> [PROBLEM]
Where does the word "JSON" appear in the data? Copy every line that holds it.

> [Excerpts from an interface dataset]
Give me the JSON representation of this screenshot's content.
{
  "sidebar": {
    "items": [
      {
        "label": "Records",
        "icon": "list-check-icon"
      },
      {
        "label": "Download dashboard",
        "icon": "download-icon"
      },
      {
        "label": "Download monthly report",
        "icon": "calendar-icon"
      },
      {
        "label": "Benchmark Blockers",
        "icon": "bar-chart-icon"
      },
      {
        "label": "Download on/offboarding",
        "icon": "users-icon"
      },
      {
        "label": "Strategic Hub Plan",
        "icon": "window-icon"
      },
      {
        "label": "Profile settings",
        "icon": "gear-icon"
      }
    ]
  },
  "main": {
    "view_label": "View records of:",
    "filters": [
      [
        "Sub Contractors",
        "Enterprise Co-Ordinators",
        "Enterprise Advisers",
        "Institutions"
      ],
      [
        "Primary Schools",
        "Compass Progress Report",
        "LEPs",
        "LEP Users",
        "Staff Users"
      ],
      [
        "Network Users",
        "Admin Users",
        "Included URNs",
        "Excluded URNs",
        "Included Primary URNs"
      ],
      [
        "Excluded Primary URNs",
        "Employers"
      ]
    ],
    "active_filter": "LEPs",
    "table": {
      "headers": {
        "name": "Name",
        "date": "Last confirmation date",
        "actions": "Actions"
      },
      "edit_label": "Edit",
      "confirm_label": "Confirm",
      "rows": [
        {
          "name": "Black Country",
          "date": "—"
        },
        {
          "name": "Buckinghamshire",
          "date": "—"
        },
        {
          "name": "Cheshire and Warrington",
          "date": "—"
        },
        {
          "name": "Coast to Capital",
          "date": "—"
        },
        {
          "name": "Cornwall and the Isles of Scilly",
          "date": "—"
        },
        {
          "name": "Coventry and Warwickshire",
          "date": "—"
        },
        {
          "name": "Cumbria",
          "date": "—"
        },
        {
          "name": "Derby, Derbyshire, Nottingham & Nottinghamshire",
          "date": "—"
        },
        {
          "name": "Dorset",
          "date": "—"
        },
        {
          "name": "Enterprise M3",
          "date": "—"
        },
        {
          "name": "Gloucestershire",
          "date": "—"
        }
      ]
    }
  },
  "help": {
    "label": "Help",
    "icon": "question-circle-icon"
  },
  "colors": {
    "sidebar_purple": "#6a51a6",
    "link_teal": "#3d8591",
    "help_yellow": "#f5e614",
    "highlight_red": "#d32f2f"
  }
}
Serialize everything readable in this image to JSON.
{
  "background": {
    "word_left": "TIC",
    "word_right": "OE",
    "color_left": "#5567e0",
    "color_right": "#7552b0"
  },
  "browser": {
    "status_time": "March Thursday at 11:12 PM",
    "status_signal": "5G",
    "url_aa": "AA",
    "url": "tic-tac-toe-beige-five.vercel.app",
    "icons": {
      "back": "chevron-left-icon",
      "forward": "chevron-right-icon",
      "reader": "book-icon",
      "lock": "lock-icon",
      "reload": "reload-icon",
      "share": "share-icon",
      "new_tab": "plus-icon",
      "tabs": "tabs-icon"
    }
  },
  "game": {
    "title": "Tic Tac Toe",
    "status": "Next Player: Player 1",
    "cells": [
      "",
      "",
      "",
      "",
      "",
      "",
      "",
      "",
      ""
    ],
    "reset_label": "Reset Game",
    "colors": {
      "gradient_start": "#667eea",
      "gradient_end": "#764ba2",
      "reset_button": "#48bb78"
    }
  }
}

> [EXERCISE ANSWER]
Give me the JSON representation of this screenshot's content.
Serialize everything readable in this image to JSON.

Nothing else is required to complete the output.